To do: Retype every entry exactly, down to the last character.

Materials provided:
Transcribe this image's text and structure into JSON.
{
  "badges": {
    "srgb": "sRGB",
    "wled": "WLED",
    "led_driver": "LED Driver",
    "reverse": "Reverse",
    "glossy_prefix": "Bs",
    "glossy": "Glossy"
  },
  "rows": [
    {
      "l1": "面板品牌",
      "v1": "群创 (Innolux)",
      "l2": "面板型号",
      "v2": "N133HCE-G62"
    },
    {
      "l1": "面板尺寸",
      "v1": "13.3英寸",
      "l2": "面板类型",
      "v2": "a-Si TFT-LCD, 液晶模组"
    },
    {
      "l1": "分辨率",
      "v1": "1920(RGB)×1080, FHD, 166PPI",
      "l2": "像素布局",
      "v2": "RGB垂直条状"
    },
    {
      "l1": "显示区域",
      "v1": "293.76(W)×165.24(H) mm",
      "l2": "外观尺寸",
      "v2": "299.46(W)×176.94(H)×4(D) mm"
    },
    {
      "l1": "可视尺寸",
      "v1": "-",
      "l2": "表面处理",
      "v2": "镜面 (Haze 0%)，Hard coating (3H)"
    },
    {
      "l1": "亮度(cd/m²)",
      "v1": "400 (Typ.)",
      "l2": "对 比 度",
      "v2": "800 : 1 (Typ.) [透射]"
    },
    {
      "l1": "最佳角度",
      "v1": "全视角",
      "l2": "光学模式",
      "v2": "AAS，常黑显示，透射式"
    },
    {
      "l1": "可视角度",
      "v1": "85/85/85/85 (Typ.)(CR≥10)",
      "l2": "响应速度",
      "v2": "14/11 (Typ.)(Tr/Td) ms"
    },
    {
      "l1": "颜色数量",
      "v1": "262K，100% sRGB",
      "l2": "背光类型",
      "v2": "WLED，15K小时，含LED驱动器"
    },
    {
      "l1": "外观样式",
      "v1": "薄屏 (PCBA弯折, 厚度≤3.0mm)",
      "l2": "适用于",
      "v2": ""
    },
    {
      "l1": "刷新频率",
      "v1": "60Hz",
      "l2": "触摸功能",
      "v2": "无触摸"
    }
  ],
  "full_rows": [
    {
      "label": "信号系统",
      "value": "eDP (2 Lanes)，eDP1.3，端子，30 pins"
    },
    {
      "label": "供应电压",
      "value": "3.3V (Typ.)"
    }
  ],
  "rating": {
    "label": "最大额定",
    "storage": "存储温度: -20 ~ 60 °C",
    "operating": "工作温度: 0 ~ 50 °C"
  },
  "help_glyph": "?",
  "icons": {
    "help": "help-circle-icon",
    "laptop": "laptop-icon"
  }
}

Result for this task:
Transcribe this image's text and structure into JSON.
{
  "badges": {
    "srgb": "sRGB",
    "wled": "WLED",
    "led_driver": "LED Driver",
    "reverse": "Reverse",
    "glossy_prefix": "Bs",
    "glossy": "Glossy"
  },
  "rows": [
    {
      "l1": "面板品牌",
      "v1": "群创 (Innolux)",
      "l2": "面板型号",
      "v2": "N133HCE-G62"
    },
    {
      "l1": "面板尺寸",
      "v1": "13.3英寸",
      "l2": "面板类型",
      "v2": "a-Si TFT-LCD, 液晶模组"
    },
    {
      "l1": "分辨率",
      "v1": "1920(RGB)×1080, FHD, 166PPI",
      "l2": "像素布局",
      "v2": "RGB垂直条状"
    },
    {
      "l1": "显示区域",
      "v1": "293.76(W)×165.24(H) mm",
      "l2": "外观尺寸",
      "v2": "299.46(W)×176.94(H)×4(D) mm"
    },
    {
      "l1": "可视尺寸",
      "v1": "-",
      "l2": "表面处理",
      "v2": "镜面 (Haze 0%)，Hard coating (3H)"
    },
    {
      "l1": "亮度(cd/m²)",
      "v1": "400 (Typ.)",
      "l2": "对 比 度",
      "v2": "800 : 1 (Typ.) [透射]"
    },
    {
      "l1": "最佳角度",
      "v1": "全视角",
      "l2": "光学模式",
      "v2": "AAS，常黑显示，透射式"
    },
    {
      "l1": "可视角度",
      "v1": "85/85/85/85 (Typ.)(CR≥10)",
      "l2": "响应速度",
      "v2": "14/11 (Typ.)(Tr/Td) ms"
    },
    {
      "l1": "颜色数量",
      "v1": "262K，100% sRGB",
      "l2": "背光类型",
      "v2": "WLED，15K小时，含LED驱动器"
    },
    {
      "l1": "外观样式",
      "v1": "薄屏 (PCBA弯折, 厚度≤3.0mm)",
      "l2": "适用于",
      "v2": ""
    },
    {
      "l1": "刷新频率",
      "v1": "60Hz",
      "l2": "触摸功能",
      "v2": "无触摸"
    }
  ],
  "full_rows": [
    {
      "label": "信号系统",
      "value": "eDP (2 Lanes)，eDP1.3，端子，30 pins"
    },
    {
      "label": "供应电压",
      "value": "3.3V (Typ.)"
    }
  ],
  "rating": {
    "label": "最大额定",
    "storage": "存储温度: -20 ~ 60 °C",
    "operating": "工作温度: 0 ~ 50 °C"
  },
  "help_glyph": "?",
  "icons": {
    "help": "help-circle-icon",
    "laptop": "laptop-icon"
  }
}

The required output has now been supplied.